Dr. Lookstein: I think that any time you’re admitting somebody overnight, it accelerates the cost of the procedure so much that it becomes unpalatable to a health care delivery system. The only way that this is going to catch on, if you want to look at health care economics in the United States, is to move it into the ambulatory space. If you are not utilizing such intensive hospital resources, then it becomes palatable to a health system.
Dr. Garcia: Early results suggest a more efficient thrombus removal aided by the size and directionality of the catheter. This highlights a very important point in our data review.
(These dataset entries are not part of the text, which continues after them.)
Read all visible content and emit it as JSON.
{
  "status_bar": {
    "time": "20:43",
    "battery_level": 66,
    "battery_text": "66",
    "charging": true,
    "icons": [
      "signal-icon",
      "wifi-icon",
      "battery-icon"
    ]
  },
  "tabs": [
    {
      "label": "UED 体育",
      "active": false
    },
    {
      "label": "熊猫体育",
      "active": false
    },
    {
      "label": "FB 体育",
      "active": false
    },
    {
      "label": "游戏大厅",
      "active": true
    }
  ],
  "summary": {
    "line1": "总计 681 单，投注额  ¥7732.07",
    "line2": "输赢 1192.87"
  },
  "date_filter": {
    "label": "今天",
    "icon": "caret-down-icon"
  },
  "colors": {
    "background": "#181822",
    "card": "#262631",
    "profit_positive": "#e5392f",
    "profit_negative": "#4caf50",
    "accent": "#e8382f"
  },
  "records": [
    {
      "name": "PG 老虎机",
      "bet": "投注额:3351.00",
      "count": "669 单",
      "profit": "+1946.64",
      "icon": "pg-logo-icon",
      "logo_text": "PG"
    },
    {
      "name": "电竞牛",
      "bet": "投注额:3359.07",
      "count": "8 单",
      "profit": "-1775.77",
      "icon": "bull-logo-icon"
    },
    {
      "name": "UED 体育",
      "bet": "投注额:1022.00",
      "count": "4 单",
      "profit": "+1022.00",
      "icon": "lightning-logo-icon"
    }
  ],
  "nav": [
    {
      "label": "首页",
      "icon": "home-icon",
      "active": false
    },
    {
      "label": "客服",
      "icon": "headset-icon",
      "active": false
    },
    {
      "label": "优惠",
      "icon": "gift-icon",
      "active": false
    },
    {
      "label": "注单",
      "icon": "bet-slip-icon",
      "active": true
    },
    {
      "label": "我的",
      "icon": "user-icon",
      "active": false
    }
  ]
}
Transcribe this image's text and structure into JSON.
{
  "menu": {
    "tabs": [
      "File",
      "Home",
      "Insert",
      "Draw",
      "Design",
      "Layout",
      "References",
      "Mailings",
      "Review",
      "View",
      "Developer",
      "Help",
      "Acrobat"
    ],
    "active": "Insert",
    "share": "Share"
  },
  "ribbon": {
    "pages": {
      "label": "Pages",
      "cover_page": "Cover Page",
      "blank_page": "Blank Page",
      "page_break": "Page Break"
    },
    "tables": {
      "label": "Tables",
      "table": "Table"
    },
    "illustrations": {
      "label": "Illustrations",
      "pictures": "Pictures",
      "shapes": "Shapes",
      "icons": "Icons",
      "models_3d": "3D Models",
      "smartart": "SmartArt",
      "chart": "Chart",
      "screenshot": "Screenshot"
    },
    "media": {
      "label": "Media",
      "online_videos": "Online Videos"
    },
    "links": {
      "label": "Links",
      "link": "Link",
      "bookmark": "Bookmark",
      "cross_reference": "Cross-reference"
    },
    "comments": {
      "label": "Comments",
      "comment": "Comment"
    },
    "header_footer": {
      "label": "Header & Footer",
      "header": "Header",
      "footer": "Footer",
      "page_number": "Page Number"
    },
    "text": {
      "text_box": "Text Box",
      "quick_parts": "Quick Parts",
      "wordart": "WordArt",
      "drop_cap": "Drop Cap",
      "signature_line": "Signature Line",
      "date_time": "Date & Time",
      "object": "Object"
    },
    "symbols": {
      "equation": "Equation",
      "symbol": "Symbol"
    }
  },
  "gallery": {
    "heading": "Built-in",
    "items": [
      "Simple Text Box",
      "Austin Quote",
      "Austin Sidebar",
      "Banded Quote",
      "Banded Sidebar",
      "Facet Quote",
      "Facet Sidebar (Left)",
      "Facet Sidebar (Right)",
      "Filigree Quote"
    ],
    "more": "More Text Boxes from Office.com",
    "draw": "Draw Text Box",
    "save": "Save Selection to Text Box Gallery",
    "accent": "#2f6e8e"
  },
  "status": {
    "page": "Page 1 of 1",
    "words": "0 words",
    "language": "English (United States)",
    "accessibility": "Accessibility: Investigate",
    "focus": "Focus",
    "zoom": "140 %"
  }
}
One of the things that we looked at was the cost benefit of a successful single-session pharmacomechanical thrombolysis versus the cost of overnight lytic therapy in the ICU compared to infusion in our step down… Everyone who has done these procedures knows that infusions can sometimes go 2 or 3 days in those who don’t use pharmacomechanical techniques. All of our patients for the last 3 or 4 years have gone to the vascular floor bed—they no longer go to the ICU for overnight infusion if it happens.
One thing we looked at was the [single] session, which is what the AngioJet rapid lysis technique was allowing us to do, and we calculated the cost savings, since one of the complaints that has been written about is the upfront cost of these devices. We found that in 147 patients, if you were to take that single session and do an overnight infusion, we were seeing an approximate savings of $1.5 million—just in that small population.
The benefits from increased upfront costs of using this device can be seen downstream by minimizing the need for catheter thrombolysis by increasing the efficiency of pharmacomechanical thrombolysis as is seen early with the ZelanteDVT.
Dr. Lookstein: The cost of an ICU [stay] can be upwards of 10 times the cost of a thrombectomy catheter—that’s the hidden truth. So you’re paying a slight modicum of cost up front, but you’re saving a tremendous amount by keeping the patients’ care at the same level of intensity and not escalating their care overnight.
[The CAVENT trial] really answered the open vein hypothesis. Patients with an open vein did dramatically better in terms of their quality of life afterward. How can we get more patients’ veins open to improve their quality of life? At least among the practitioners here, I think that involves the use of a thrombectomy system.